Revenue from the project will come then from four sources: fertilizer, electricity, cold storage and carbon credits. Cropping could provide a fifth revenue stream with the focus being on crops that could benefit from cold storage, namely carrots and onions. It is assumed that the government will approve a tariff for power supplied to the grid of $ .20/kwh, based on the very high cost of producing supplemental power from diesel fuel, and its commitment to alternative energy sources. A sixth income stream could result from milk processing using the refrigeration capacity.

Technology Considerations

Fermentation Methodology

 
The widely accepted method for producing biogas is based on wet slurry. This allows for stirring and a high level of capture of all methane available to the system. Although the slurry can be pressed to harvest a solid form of compost which needs less drying, there is inevitably a liquid output which is rich in nutrients but requires a different form of distribution than bagged compost. Bangladesh does not have a tradition of using liquid spray manure, despite the advantages of such application in certain situations. Our goal is to use vermi worm culture to further process the compost from the digester to produce a portable bagged fertilizer. The demand for such fertilizer is quite high.

This brings up the question of using so called dry fermentation techniques where the substrate is layered into a digester, often using front end loaders, and sprayed with water that is recirculated through the pile on a continuous basis. There are some issues around this method. First, it is not always possible to achieve even flow of re-circulated water through the pile resulting in less gas capture. Second, much of the material (50%) needs to be put through the system again to improve the gas capture. Third the end product is not truly dry, sometimes creating a mushy mess if not managed precisely. Fourth, this method does not benefit from the many years of experience accumulated with the wet slurry method.

The choice between wet and dry methods will drive many considerations in the project. For example if wet is chosen this will drive either a marketing effort to persuade farmers to give spaying a try (a high risk proposition) or an effort to develop a project component to utilize the nutrient rich effluent, such as growing carrots, a crop not generally found in the immediate area. Carrot production could fit in nicely with the cold storage component of the project, given the high seasonal variation in carrot market prices (up to 1000%).

Technology partners are needed. Beckon in Germany (dry) does not feel ready to tackle a project in Bangladesh. Bioferm of Germany will implement wet or dry systems and seem to be equally comfortable with either system.

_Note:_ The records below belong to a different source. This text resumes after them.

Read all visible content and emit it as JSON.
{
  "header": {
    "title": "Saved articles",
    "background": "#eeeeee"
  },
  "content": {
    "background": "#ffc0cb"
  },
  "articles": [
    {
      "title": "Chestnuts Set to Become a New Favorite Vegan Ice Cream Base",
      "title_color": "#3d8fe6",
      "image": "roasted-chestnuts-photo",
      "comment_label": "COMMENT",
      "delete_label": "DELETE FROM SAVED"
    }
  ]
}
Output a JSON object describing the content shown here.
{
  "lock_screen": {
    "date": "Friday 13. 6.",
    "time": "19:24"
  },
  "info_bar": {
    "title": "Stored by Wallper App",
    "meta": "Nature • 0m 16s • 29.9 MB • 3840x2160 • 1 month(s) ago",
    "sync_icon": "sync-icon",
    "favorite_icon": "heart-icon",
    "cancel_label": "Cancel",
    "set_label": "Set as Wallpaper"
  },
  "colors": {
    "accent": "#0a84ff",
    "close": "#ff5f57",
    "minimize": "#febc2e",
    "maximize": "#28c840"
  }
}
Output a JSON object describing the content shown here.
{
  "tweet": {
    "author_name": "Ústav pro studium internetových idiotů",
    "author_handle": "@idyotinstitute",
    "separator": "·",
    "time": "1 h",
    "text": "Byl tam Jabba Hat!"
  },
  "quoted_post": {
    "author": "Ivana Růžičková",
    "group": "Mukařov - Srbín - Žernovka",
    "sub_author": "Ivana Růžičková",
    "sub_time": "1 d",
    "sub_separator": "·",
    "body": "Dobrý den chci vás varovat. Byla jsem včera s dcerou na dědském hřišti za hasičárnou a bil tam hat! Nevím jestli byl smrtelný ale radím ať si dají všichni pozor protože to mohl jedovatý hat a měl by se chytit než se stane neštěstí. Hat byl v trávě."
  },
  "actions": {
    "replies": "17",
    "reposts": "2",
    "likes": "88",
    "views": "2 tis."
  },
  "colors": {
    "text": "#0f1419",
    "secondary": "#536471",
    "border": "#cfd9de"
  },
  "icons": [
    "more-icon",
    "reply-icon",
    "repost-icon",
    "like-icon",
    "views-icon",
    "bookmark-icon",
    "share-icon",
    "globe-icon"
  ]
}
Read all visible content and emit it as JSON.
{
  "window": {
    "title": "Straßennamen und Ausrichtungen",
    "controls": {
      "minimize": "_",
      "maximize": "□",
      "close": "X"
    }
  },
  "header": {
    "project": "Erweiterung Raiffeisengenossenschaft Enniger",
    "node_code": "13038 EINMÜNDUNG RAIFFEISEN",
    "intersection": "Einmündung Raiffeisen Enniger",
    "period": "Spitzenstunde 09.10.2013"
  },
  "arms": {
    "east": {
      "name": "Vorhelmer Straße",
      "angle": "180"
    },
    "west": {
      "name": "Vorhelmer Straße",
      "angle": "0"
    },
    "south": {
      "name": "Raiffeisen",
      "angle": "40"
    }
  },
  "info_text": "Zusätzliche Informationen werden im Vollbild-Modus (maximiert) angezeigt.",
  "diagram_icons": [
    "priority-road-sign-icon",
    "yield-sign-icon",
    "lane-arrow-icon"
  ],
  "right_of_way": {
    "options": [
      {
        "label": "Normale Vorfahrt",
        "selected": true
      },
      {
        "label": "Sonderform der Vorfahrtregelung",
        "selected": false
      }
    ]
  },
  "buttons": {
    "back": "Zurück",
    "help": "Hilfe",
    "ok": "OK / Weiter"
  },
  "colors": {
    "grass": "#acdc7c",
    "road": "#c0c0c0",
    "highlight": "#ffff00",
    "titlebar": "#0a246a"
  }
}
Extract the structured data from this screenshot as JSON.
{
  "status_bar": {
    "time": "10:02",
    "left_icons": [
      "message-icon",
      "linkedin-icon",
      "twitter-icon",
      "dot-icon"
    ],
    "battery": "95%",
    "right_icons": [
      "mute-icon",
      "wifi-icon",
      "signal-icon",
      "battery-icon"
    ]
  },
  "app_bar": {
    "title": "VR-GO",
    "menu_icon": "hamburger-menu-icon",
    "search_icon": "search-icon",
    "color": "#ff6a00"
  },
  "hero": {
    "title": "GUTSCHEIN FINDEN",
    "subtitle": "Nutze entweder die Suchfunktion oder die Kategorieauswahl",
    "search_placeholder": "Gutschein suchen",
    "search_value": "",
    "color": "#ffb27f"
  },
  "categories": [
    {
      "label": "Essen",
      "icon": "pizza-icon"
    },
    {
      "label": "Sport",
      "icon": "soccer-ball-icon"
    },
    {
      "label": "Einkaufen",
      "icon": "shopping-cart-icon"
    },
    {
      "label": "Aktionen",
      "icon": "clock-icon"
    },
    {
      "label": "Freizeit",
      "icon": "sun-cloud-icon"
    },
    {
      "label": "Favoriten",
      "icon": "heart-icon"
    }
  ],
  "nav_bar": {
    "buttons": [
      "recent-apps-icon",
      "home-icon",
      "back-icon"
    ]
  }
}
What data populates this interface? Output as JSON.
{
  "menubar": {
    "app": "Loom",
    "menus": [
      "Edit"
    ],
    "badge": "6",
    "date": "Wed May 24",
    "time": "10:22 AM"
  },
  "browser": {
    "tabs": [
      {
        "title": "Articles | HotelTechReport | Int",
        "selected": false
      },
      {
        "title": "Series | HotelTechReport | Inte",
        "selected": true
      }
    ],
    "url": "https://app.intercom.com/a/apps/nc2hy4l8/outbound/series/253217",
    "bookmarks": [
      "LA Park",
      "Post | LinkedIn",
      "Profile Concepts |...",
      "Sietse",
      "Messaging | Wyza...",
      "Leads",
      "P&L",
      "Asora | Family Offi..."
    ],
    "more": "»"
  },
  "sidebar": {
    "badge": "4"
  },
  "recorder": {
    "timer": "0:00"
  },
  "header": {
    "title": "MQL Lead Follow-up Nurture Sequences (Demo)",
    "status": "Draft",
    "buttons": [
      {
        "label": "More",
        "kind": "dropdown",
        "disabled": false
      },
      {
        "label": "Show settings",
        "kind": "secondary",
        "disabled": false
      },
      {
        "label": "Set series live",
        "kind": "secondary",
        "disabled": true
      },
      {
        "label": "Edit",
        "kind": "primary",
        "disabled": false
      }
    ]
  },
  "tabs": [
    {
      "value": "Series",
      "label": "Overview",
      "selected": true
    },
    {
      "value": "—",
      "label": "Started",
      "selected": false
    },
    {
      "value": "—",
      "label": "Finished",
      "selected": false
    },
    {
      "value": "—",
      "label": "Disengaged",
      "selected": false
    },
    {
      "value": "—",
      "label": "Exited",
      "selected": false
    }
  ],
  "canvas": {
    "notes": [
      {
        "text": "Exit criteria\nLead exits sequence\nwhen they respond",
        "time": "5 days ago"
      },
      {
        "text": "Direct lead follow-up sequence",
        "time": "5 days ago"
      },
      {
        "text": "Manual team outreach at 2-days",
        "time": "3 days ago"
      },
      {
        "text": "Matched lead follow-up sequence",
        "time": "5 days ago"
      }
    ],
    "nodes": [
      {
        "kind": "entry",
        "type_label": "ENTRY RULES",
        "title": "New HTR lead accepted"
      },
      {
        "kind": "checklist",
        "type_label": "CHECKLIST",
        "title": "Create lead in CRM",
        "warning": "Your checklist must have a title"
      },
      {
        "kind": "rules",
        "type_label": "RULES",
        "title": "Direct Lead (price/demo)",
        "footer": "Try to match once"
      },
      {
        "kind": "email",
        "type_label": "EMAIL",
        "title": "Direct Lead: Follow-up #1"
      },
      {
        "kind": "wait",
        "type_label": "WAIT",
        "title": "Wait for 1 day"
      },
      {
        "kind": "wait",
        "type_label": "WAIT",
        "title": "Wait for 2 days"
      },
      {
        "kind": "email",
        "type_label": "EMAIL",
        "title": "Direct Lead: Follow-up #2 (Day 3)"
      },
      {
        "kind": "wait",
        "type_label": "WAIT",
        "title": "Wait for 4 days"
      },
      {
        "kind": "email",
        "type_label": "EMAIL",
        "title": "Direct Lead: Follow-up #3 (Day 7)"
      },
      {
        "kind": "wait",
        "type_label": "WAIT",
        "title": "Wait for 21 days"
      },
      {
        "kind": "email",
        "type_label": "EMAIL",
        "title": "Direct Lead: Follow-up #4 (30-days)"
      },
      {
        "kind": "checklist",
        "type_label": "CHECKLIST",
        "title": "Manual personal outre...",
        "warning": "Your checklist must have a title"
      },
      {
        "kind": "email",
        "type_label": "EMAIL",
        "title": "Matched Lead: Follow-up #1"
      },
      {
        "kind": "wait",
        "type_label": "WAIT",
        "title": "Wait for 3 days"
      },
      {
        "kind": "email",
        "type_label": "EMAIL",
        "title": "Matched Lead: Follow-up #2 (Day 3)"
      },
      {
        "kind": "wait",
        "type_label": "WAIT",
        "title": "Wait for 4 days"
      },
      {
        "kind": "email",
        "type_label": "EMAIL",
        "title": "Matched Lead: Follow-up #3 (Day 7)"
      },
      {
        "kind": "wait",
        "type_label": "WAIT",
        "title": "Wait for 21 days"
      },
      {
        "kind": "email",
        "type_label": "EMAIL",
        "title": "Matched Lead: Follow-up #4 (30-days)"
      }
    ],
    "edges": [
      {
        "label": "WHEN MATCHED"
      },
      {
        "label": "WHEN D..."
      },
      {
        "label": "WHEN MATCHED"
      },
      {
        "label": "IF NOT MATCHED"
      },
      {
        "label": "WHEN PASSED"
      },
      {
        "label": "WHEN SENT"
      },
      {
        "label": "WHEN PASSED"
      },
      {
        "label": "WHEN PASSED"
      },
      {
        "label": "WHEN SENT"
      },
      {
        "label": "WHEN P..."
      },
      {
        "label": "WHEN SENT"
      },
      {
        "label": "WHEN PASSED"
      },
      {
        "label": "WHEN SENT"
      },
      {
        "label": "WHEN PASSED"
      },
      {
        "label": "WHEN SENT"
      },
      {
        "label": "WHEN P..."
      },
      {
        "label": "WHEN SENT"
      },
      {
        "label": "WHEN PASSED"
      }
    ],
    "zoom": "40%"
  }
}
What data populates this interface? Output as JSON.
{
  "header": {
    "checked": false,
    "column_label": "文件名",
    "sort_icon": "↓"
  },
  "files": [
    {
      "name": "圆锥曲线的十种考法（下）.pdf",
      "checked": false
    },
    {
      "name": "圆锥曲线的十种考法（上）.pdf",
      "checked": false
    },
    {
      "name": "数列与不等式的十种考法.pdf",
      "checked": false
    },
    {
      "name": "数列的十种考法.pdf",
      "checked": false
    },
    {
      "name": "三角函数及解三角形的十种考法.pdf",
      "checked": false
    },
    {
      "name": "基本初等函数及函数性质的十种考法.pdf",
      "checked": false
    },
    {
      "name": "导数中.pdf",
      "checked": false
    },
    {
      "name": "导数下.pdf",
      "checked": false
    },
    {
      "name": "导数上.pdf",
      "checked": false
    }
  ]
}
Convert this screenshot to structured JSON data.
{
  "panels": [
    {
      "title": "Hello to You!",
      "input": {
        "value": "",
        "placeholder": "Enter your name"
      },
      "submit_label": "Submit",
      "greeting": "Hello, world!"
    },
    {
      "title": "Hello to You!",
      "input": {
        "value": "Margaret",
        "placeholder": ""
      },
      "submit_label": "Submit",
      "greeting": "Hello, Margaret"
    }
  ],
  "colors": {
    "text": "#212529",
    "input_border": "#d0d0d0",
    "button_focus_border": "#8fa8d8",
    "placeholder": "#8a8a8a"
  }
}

There is a trench dry method being promoted in Germany by a company Chiemgauer Biogas Anlagen. TES of Pune, India provide a connection to a German biogas company that works with both dry and wet fermentation.

Commodity:

arable well watered land, crops (rice, potatoes, tobacco), water reservoir, water from wells, livestock, cow manure, water hyacinth.

Custom & Culture:

Many of the local inhabitants do not own land and depend upon day labor wages to subsist. During the season between planting and harvest they experience hardship due to being unemployed. Labor for gathering and transporting manure, harvesting water hyacinth, vermi worm culture management, etc. is available.

Knowledge:

There is knowledge in crop nurture, animal husbandry, and gardening locally. Engineering and management regionally.

Money:

Value is currently unknown.

Technology:

Power lines (33kv), irrigation pumps, vangari vehicles, tractors.

Well-Being:

Area is benefiting from increase in livestock numbers with milk and cash income arising from being more fully productive.

Source: http://www.globalinnovationcommons.org(external link)